Similarly, Jane enjoyed looking at real people as much as she enjoyed looking at works of art. In London on 16 April 1811, she went to the British Gallery in Pall Mall and also to an exhibition of natural history in Piccadilly but she commented: I had some amusement at each, tho' my preference for Men and Women, always inclines me to attend more to the company than the sight (Letter 70).

Occasionally, there is verse. Jane admitted in a letter to Martha Lloyd on 29 November 1812 that she was the writer of a poem on Miss W. ... but James afterwards suggested what I thought a great improvement. The little punning poem concerned Miss Wallop who had become engaged to an elderly curate, the Revd.
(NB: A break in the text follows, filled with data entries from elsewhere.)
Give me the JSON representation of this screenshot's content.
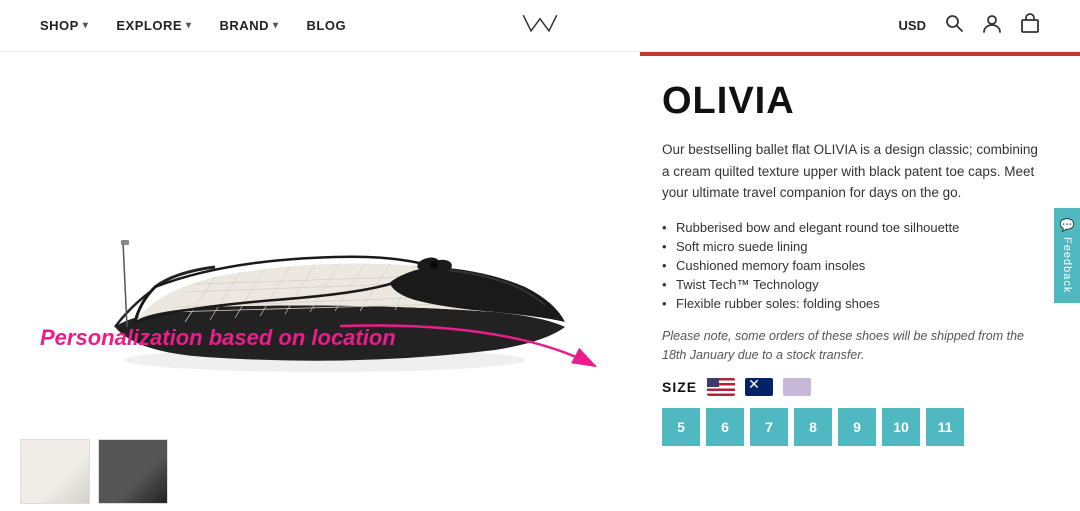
{
  "nav": {
    "items": [
      {
        "label": "SHOP",
        "has_dropdown": true
      },
      {
        "label": "EXPLORE",
        "has_dropdown": true
      },
      {
        "label": "BRAND",
        "has_dropdown": true
      },
      {
        "label": "BLOG",
        "has_dropdown": false
      }
    ],
    "currency": "USD",
    "icons": {
      "search": "🔍",
      "user": "👤",
      "bag": "🛍"
    }
  },
  "product": {
    "title": "OLIVIA",
    "description": "Our bestselling ballet flat OLIVIA is a design classic; combining a cream quilted texture upper with black patent toe caps. Meet your ultimate travel companion for days on the go.",
    "features": [
      "Rubberised bow and elegant round toe silhouette",
      "Soft micro suede lining",
      "Cushioned memory foam insoles",
      "Twist Tech™ Technology",
      "Flexible rubber soles: folding shoes"
    ],
    "shipping_note": "Please note, some orders of these shoes will be shipped from the 18th January due to a stock transfer.",
    "size_label": "SIZE",
    "sizes": [
      "5",
      "6",
      "7",
      "8",
      "9",
      "10",
      "11"
    ]
  },
  "annotation": {
    "personalization_text": "Personalization based on location"
  },
  "feedback": {
    "label": "Feedback"
  }
}
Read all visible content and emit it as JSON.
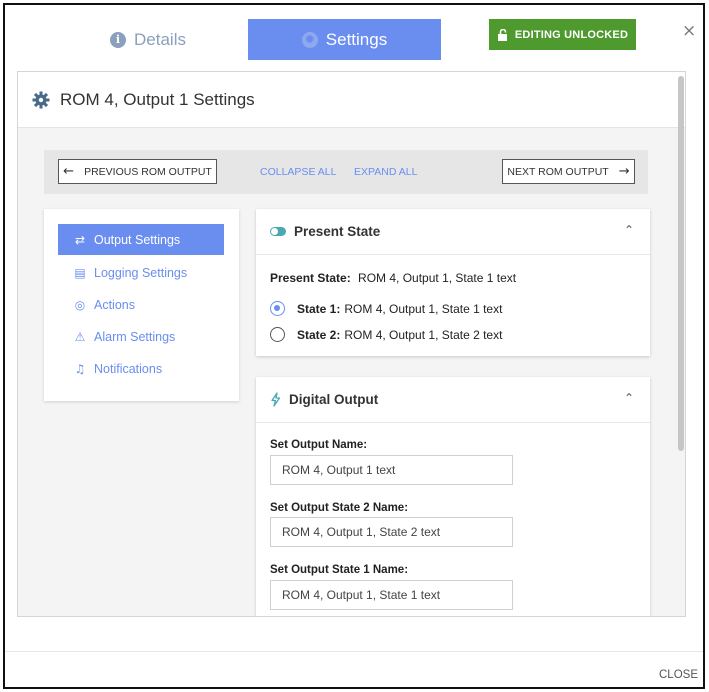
{
  "tabs": {
    "details": "Details",
    "settings": "Settings"
  },
  "unlock_button": "EDITING UNLOCKED",
  "close_x": "×",
  "panel": {
    "title": "ROM 4, Output 1 Settings"
  },
  "toolbar": {
    "previous": "PREVIOUS ROM OUTPUT",
    "collapse_all": "COLLAPSE ALL",
    "expand_all": "EXPAND ALL",
    "next": "NEXT ROM OUTPUT"
  },
  "nav": {
    "items": [
      {
        "label": "Output Settings",
        "icon": "output-icon"
      },
      {
        "label": "Logging Settings",
        "icon": "clipboard-icon"
      },
      {
        "label": "Actions",
        "icon": "target-icon"
      },
      {
        "label": "Alarm Settings",
        "icon": "alarm-icon"
      },
      {
        "label": "Notifications",
        "icon": "bell-icon"
      }
    ]
  },
  "present_state": {
    "heading": "Present State",
    "label": "Present State:",
    "value": "ROM 4, Output 1, State 1 text",
    "options": [
      {
        "label": "State 1:",
        "text": "ROM 4, Output 1, State 1 text",
        "selected": true
      },
      {
        "label": "State 2:",
        "text": "ROM 4, Output 1, State 2 text",
        "selected": false
      }
    ]
  },
  "digital_output": {
    "heading": "Digital Output",
    "fields": [
      {
        "label": "Set Output Name:",
        "value": "ROM 4, Output 1 text"
      },
      {
        "label": "Set Output State 2 Name:",
        "value": "ROM 4, Output 1, State 2 text"
      },
      {
        "label": "Set Output State 1 Name:",
        "value": "ROM 4, Output 1, State 1 text"
      }
    ]
  },
  "footer": {
    "close": "CLOSE"
  },
  "colors": {
    "accent": "#6a8ef0",
    "unlock_green": "#4e9a2e",
    "toggle_teal": "#4aa8b3"
  }
}
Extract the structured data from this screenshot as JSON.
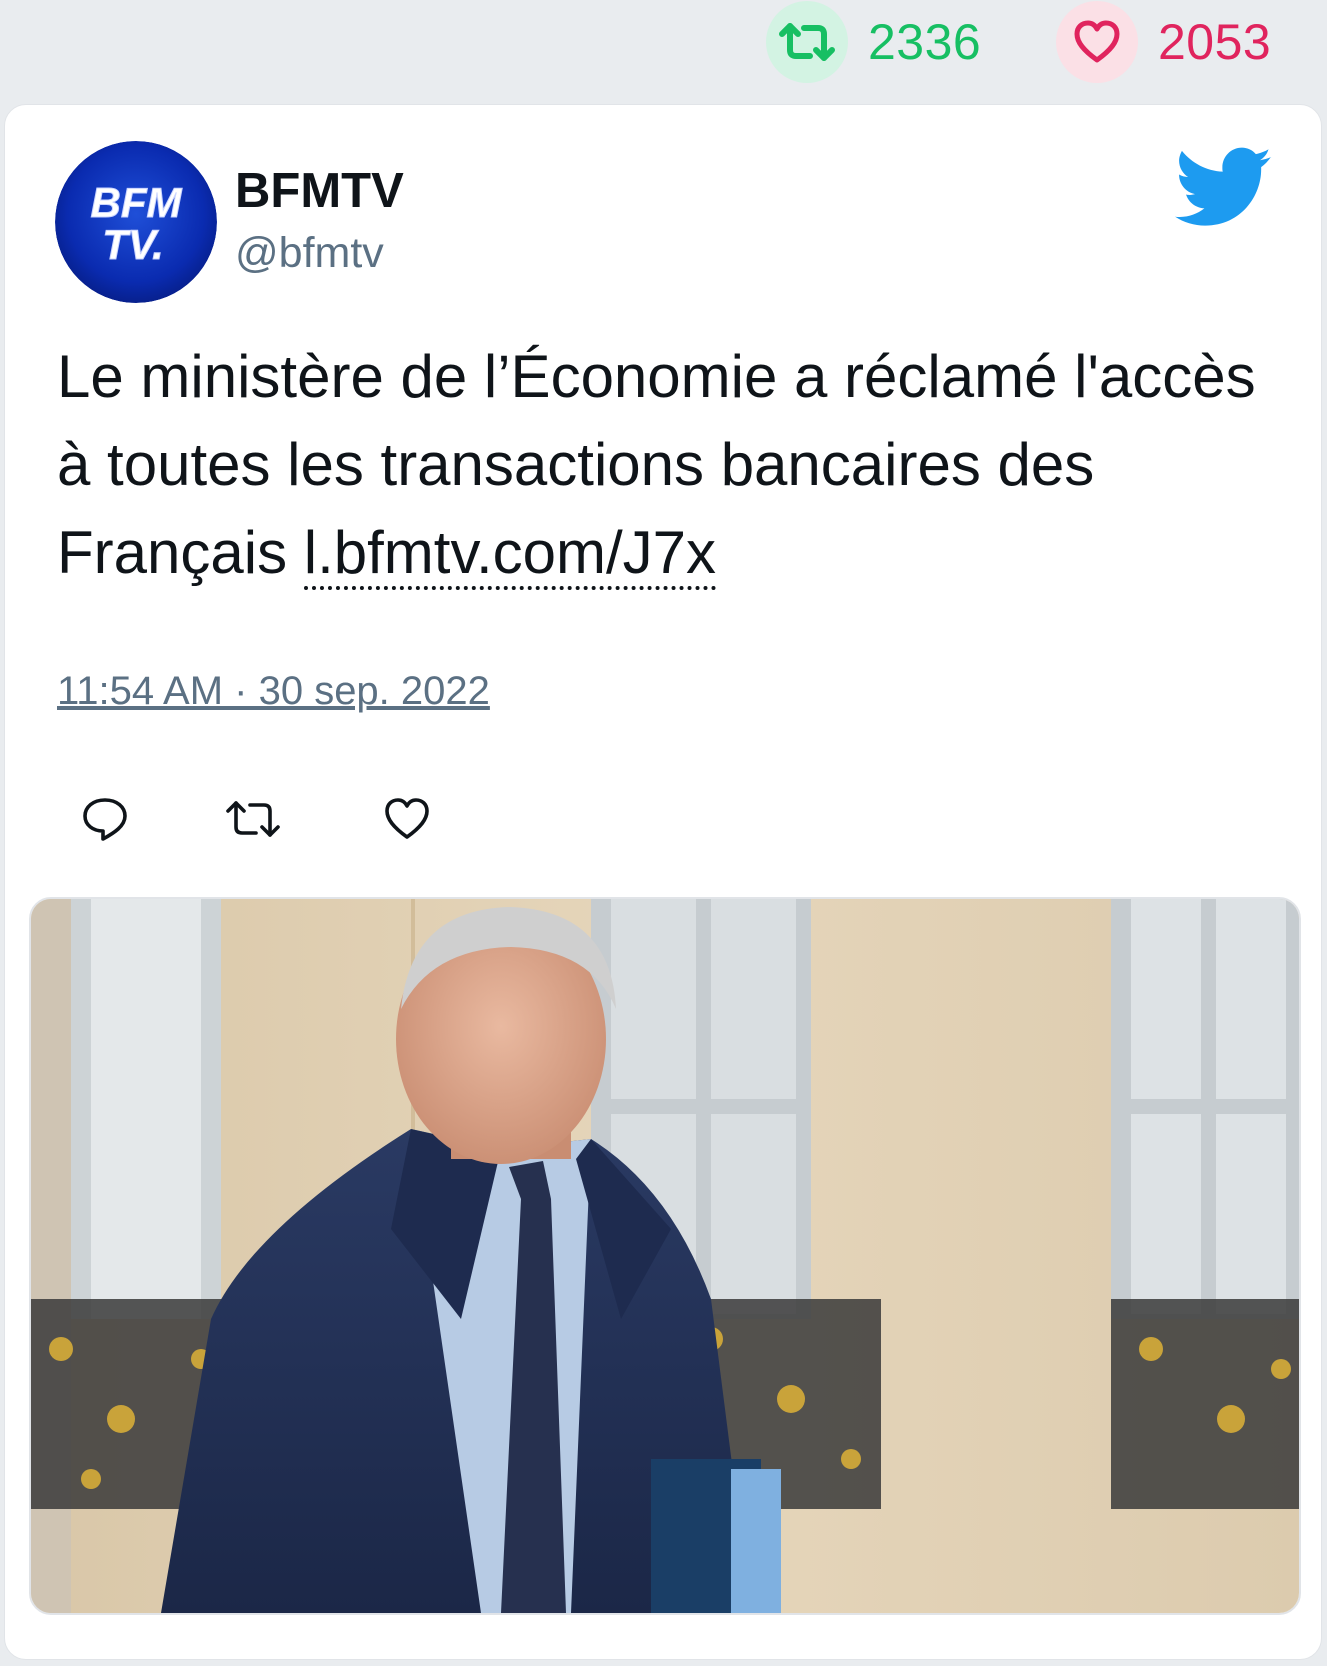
{
  "stats": {
    "retweets": "2336",
    "likes": "2053",
    "icons": [
      "retweet-icon",
      "heart-icon"
    ]
  },
  "tweet": {
    "author": {
      "display_name": "BFMTV",
      "handle": "@bfmtv",
      "avatar_text_line1": "BFM",
      "avatar_text_line2": "TV."
    },
    "text": "Le ministère de l’Économie a réclamé l'accès à toutes les transactions bancaires des Français ",
    "link": "l.bfmtv.com/J7x",
    "timestamp": "11:54 AM · 30 sep. 2022",
    "actions": [
      "reply-icon",
      "retweet-icon",
      "like-icon"
    ],
    "source_icon": "twitter-bird-icon"
  },
  "colors": {
    "retweet_green": "#17bf63",
    "like_red": "#e0245e",
    "twitter_blue": "#1d9bf0",
    "muted": "#5b7083",
    "text": "#0f1419"
  }
}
Henry Wake. We do not know how her brother James' suggestion affected the poem, but it was passed down through the Austen family in this form:

Camilla good humoured and merry and small

For a Husband it happen'd was at her last stake;
& having in vain danced at many a ball
Is now very happy to Jump at a Wake.

In July 1806, (Letter 48C), to celebrate the marriage of her brother Frank and his subsequent honeymoon at Edward's estate in Godmersham, Jane sent the following verse to Fanny, who was then thirteen. This poem first became public in The Times Literary Supplement as recently as 1987. A copy of it, made by Anna Lefroy in about 1855, had remained in the family:

See they come, post haste from Thanet,
Lovely couple, side by side;
They've left behind them Richard Kennet
With the Parents of the Bride!
Canterbury they have passed through;
Next succeeded Stamford-bridge;
Chilham village they came fast through;
Now they've mounted yonder ridge.
Down the hill they're swift proceeding
Now they skirt the Park around;
Lo! The Cattle sweetly feeding
Scamper, startled at the sound!
Run, my Brothers, to the Pier gate!
Throw it open, very wide!
Let it not be said that we're late
In welcoming my Uncle's Bride!
To the house the chaise advances;
Now it stops – They're here, they're here!
How d'ye do, my Uncle Francis?
How does do your Lady dear? 

Incidentally, in Southampton Public Library there is a manuscript in Jane Austen's handwriting in which she has copied out a poem by Byron (it is a Farewell to France in the voice of Napoleon). But, in copying it, she has made a few changes, such as replacing 'gloom' with 'bloom' and reversing Byron's rhymes of 'fame' and 'name'. These may be seen as 'improvements' to the poem.